I work on photo essays in a digital format. Whenever there is a story to be told, I capture a series of photos. Naturally, the subjects that draw my lens remain diverse. As an effort to bring ‘repurposing’ to my work, I have begun to use decommissioned frames which gives them an extended life and a new outlook. With mentors and many well-wishers, I have become an unabashed light-seeking photographer. I confess ‘seeing more’ in sepia and in black and white, as you may notice in many of my work. It tends to remove the distraction and further discriminate my subject in a ‘better light’. Studying photography is a never-ending journey. I started at age 52 learning the ‘grammar’ of photography. As an amateur I consider myself being in grade school. That also means I am excited and look forward to much more when I grow up! The dormant quest to shoot moments that prompt a second look has been activated as my sojourn captures continue.
The art on display for the month of December is by local artist Raj Manickam with the piece title “Festivity”. Is a Photography on Canvas, a colorful fun photo of a multi-colored lens flare The technic is intentional out of focus on lights to create a lens flare.
I am teaching botanical art in my home and gave a course in botanical art at the Betty Ford Botanical Garden last year. I teach accurate drawing skills and work with graphite pencils, colored pencils, watercolors, and pen & ink. My background is an AB degree from Vassar College, MA degree from the Cleveland Institute of Art, and many years of taking courses in the Field Study Institutes in Great Britain: Flatford Mill, Preston Martin, and Juniper Hall. I have taken many botanical workshops through ASBA, at conferences and courses in Denver and in Cape Cod. Recently, I have been studying local Colorado plants through courses given by the CSU extension service in the Vail Valley region.I teach small classes for adults only.
Although the artist and active Vail Public Library patron, Charmayne Bernhardt, lost sight in her right eye 7 years ago, she never gave up on her artistic abilities. Rather, she continues to paint and count her blessings every day. She remains grateful for the ability to share her artwork with the Vail Valley, a place close to her heart.

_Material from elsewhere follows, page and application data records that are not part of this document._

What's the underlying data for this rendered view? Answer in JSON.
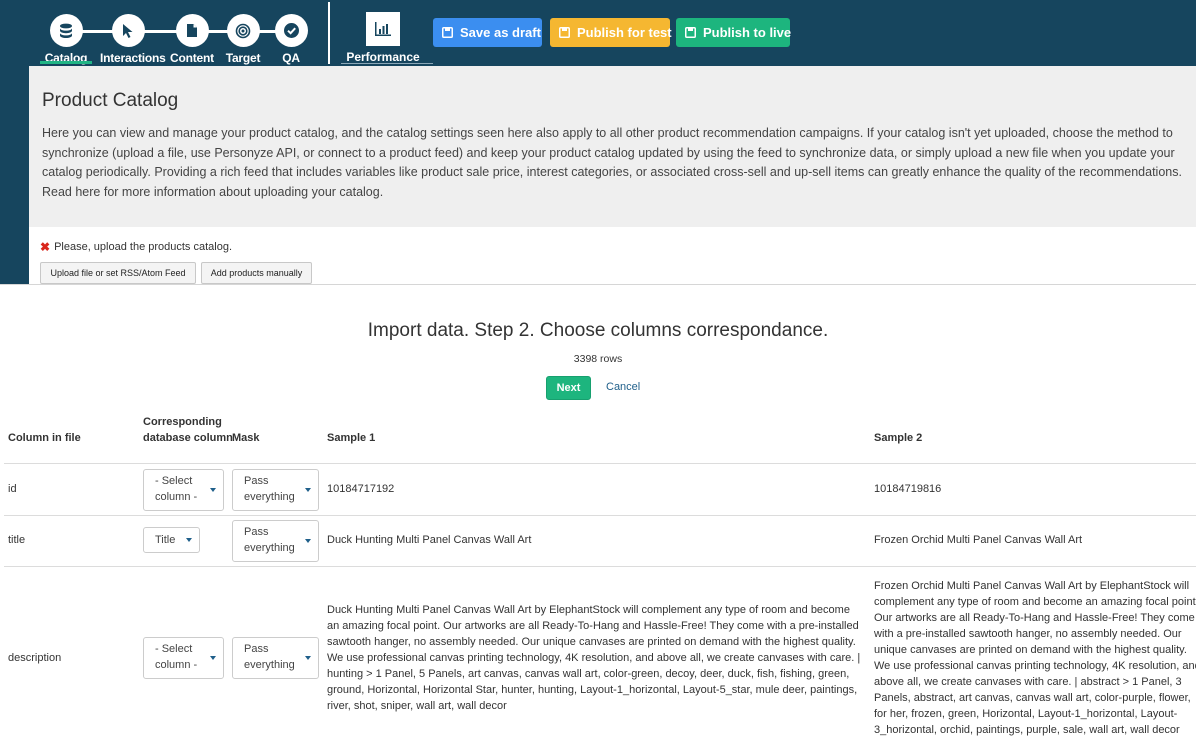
{
  "nav": {
    "steps": [
      {
        "label": "Catalog",
        "icon": "database-icon"
      },
      {
        "label": "Interactions",
        "icon": "cursor-icon"
      },
      {
        "label": "Content",
        "icon": "document-icon"
      },
      {
        "label": "Target",
        "icon": "target-icon"
      },
      {
        "label": "QA",
        "icon": "checkmark-icon"
      }
    ],
    "active_step": "Catalog",
    "performance_label": "Performance"
  },
  "toolbar": {
    "save_draft": "Save as draft",
    "publish_test": "Publish for test",
    "publish_live": "Publish to live"
  },
  "colors": {
    "nav_bg": "#16455e",
    "save_draft": "#3b8ef0",
    "publish_test": "#f5b731",
    "publish_live": "#1db57e",
    "active_underline": "#21b585",
    "error": "#d9261c"
  },
  "catalog": {
    "title": "Product Catalog",
    "description": "Here you can view and manage your product catalog, and the catalog settings seen here also apply to all other product recommendation campaigns. If your catalog isn't yet uploaded, choose the method to synchronize (upload a file, use Personyze API, or connect to a product feed) and keep your product catalog updated by using the feed to synchronize data, or simply upload a new file when you update your catalog periodically. Providing a rich feed that includes variables like product sale price, interest categories, or associated cross-sell and up-sell items can greatly enhance the quality of the recommendations. Read here for more information about uploading your catalog.",
    "warning": "Please, upload the products catalog.",
    "upload_button": "Upload file or set RSS/Atom Feed",
    "add_manual_button": "Add products manually"
  },
  "import": {
    "title": "Import data. Step 2. Choose columns correspondance.",
    "rows_count": "3398 rows",
    "next_label": "Next",
    "cancel_label": "Cancel",
    "headers": {
      "column": "Column in file",
      "db_column": "Corresponding database column",
      "mask": "Mask",
      "sample1": "Sample 1",
      "sample2": "Sample 2"
    },
    "rows": [
      {
        "column": "id",
        "db_column": "- Select column -",
        "mask": "Pass everything",
        "sample1": "10184717192",
        "sample2": "10184719816"
      },
      {
        "column": "title",
        "db_column": "Title",
        "mask": "Pass everything",
        "sample1": "Duck Hunting Multi Panel Canvas Wall Art",
        "sample2": "Frozen Orchid Multi Panel Canvas Wall Art"
      },
      {
        "column": "description",
        "db_column": "- Select column -",
        "mask": "Pass everything",
        "sample1": "Duck Hunting Multi Panel Canvas Wall Art by ElephantStock will complement any type of room and become an amazing focal point. Our artworks are all Ready-To-Hang and Hassle-Free! They come with a pre-installed sawtooth hanger, no assembly needed. Our unique canvases are printed on demand with the highest quality. We use professional canvas printing technology, 4K resolution, and above all, we create canvases with care. | hunting > 1 Panel, 5 Panels, art canvas, canvas wall art, color-green, decoy, deer, duck, fish, fishing, green, ground, Horizontal, Horizontal Star, hunter, hunting, Layout-1_horizontal, Layout-5_star, mule deer, paintings, river, shot, sniper, wall art, wall decor",
        "sample2": "Frozen Orchid Multi Panel Canvas Wall Art by ElephantStock will complement any type of room and become an amazing focal point. Our artworks are all Ready-To-Hang and Hassle-Free! They come with a pre-installed sawtooth hanger, no assembly needed. Our unique canvases are printed on demand with the highest quality. We use professional canvas printing technology, 4K resolution, and above all, we create canvases with care. | abstract > 1 Panel, 3 Panels, abstract, art canvas, canvas wall art, color-purple, flower, for her, frozen, green, Horizontal, Layout-1_horizontal, Layout-3_horizontal, orchid, paintings, purple, sale, wall art, wall decor"
      }
    ]
  }
}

Growing up in a family of painters and musicians, Patricia Donovan/TA Donovan developed an appreciation for and a devotion to art. However, her passion for the arts percolated for years as she pursued a career in education – first as a teacher and then as a principal. While creating- with her faculty – an elementary school for the arts within the Littleton (Colorado) Public Schools, she began pursuing her own creativity. Studying first at the Denver Art Museum and later at the Denver Art Students’ League, she found her way to figurative and landscape painting. In her work, you will find the influences of Ron Hicks, Kim English, and Michael Lynch, her teachers, who demonstrate movement, light, and drama in their paintings. Viewers find that stories unfold in TA Donovan’s paintings – as light and shadows drift across the canvases.
Through the technique of gestural abstraction, Jessica Wright invites us into a world of enchantment: a world of forested landscapes that are sometimes burning and bright and other times shrouded in mist. Self-taught, Jess has been painting since the age 12. About four years ago she abandoned the brush—after more than 25 years of work—and hit upon a “throwing” technique that employs acrylics, chopsticks, and, of late, her own hands. Her paintings come to life with color and texture—and an immediacy that produces an almost child-like state of wonder and awe in the view.